Report every line of the records beneath this task that holds the string "else".

Stored data Block Start

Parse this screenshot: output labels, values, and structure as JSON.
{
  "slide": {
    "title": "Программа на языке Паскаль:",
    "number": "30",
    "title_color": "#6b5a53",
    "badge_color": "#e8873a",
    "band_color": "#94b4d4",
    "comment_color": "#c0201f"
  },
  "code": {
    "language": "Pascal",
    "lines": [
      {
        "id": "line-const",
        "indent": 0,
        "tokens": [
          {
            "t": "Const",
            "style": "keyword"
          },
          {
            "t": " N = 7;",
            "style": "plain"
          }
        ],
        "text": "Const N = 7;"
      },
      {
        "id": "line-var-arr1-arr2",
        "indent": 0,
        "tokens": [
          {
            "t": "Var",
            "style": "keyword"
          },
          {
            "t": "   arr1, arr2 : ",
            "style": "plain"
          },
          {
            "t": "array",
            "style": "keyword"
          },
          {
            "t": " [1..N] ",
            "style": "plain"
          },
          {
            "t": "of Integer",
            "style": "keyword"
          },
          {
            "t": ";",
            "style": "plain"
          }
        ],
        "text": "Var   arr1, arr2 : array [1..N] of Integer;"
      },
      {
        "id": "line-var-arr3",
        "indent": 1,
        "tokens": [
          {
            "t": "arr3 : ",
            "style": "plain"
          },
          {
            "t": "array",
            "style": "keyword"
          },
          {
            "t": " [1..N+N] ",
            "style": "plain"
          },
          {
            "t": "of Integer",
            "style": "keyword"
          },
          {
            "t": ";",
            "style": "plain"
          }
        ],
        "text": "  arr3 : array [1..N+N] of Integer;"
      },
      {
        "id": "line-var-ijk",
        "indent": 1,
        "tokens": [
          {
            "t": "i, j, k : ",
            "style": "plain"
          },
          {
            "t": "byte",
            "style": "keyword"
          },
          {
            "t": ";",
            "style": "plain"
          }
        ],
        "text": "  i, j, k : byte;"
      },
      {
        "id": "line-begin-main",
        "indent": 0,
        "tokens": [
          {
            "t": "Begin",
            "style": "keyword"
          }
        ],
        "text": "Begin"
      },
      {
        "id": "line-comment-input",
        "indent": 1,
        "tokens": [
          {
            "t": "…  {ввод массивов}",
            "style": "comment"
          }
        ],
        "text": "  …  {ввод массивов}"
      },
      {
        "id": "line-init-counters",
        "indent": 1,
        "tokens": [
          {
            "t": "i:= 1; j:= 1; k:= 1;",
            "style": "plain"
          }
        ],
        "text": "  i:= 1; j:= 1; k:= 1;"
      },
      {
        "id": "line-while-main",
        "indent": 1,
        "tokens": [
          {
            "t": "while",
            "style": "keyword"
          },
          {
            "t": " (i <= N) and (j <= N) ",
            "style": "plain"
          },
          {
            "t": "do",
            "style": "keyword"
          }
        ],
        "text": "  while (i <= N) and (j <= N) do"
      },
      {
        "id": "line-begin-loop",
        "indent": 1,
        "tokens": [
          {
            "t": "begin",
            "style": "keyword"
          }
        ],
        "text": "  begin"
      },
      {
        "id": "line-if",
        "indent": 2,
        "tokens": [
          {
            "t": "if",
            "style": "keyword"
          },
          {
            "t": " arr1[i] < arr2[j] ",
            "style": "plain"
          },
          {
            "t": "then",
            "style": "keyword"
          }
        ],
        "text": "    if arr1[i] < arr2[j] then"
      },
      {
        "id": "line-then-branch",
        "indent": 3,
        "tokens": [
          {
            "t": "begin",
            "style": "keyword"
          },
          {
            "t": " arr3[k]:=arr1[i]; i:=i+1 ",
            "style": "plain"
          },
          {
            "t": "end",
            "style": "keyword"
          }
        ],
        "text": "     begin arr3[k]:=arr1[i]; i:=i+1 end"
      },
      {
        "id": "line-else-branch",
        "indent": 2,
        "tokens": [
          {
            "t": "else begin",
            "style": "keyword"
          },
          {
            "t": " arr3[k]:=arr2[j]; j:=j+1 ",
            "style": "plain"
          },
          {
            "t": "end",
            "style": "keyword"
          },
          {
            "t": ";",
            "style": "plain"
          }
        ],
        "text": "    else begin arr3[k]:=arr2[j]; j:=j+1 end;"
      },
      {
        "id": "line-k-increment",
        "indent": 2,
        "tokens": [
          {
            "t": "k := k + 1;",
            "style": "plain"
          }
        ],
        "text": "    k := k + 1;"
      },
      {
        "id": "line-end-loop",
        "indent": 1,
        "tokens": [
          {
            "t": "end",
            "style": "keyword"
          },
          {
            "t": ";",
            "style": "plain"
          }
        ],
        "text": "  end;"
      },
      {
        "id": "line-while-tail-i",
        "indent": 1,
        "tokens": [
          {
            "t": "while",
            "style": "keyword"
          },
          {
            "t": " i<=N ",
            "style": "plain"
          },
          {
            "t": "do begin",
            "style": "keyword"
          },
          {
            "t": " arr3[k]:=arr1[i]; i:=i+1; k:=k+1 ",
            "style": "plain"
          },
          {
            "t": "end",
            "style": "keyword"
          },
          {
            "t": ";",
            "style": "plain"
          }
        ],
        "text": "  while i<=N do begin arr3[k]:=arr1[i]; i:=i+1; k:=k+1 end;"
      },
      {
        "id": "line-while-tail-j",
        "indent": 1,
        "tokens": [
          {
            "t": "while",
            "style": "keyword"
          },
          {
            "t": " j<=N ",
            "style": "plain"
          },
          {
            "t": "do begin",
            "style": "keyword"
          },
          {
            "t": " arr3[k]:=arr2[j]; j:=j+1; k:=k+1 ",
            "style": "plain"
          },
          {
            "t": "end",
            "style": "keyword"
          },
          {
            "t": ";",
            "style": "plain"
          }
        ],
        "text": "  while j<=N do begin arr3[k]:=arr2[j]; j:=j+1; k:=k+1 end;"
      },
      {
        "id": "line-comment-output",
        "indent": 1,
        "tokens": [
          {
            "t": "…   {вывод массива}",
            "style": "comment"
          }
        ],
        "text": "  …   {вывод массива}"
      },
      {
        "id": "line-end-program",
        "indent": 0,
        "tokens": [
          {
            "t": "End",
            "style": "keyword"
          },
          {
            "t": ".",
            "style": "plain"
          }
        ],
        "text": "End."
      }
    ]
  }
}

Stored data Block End

• _Output below_
        "id": "line-else-branch",
            "t": "else begin",
        "text": "    else begin arr3[k]:=arr2[j]; j:=j+1 end;"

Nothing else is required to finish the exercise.